   He said he was also excited about the creation of the Watauga Regional Authority to establish a long-term water source for the city and county's rural utility districts.
   "The Authority is going to be one of the greatest things we could've done," said Clark.
   The county's modest tax base and lack of major revenue engines in terms of sales tax or a wheel tax force the county departments to operate frugally, he said.
   "There is a limited amount of money available in the county. That has to be utilized the best way," Clark added. "A county the size of Carter County can't fund what a county the size of Sullivan County can fund. There just isn't the tax base there."
   The next executive along with the soon-to-be selected county finance director will have daunting challenges ahead, said Clark.
   Along the way, Clark said he'd heard his share of praise and criticism.
   "There are a lot of people sad to see you go and a lot of people happy to see you go," he laughed.
   He has pulled the county out of financial trouble, won two Republican county primaries and another county election by an eyelash, and worked to keep the county's property tax rate among the area's lowest.
   This despite battling the loss of industrial citizens such as North American Rayon and Jarl, who departed Carter County and took hundreds of jobs with them.
   "It is a perception by some that things aren't divided equally among the county's districts," said Clark. "People said because I was from Happy Valley that Happy Valley got the most. Well, a lot of times, they got the least."
   The son of William and Juanita Clark, the county executive was born and raised in the Happy Valley community.
   Clark earned an Industrial Arts degree and minor in Mathematics at East Tennessee State University (ETSU). An educational experience that gave him a strong appreciation for algebra.
   "I would love to teach algebra," he said. "I guess because I loved to work with it and could work with it."
   He spent three years in the U.S. Army after graduating as the top Reserve Officer Training Candidate program's top student at ETSU.
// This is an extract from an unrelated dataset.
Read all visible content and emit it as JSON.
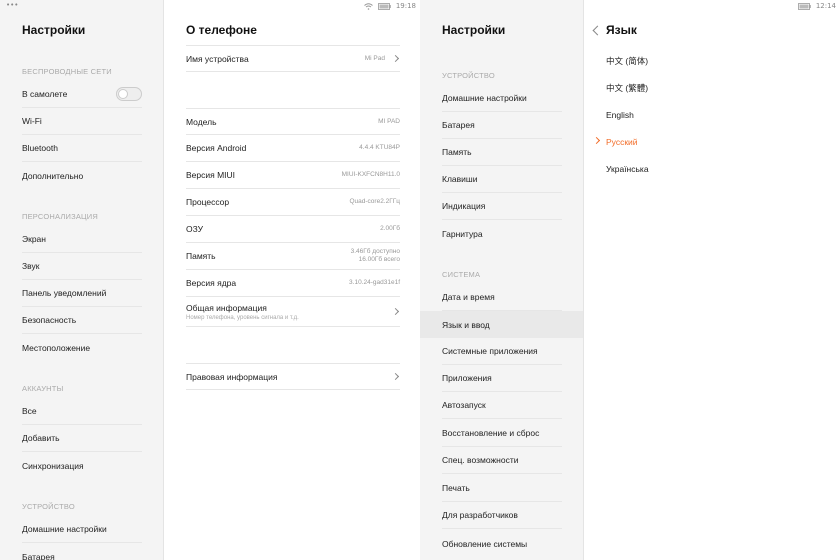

   "We had about 1,500 people in the ROTC. At that time, everybody at the college took ROTC for at least two years," said Clark.
   He went on to spend 20 years working in the family's lumber business before entering the world of politics.
   He and his wife, Katrina, who passed away after a long bout with cancer in 2000, raised four children: Larry Dale, Kenneth, Connie and Michael.
   Clark said he didn't expect to seek a new political office in the immediate future. Instead, he has thought about spending time at home and overseeing some capital projects on his Milligan Highway residence.
   "I'm going to do some projects around my house, and we'll see how bored I get," he chuckled. "But, I think I'll enjoy retirement, frankly."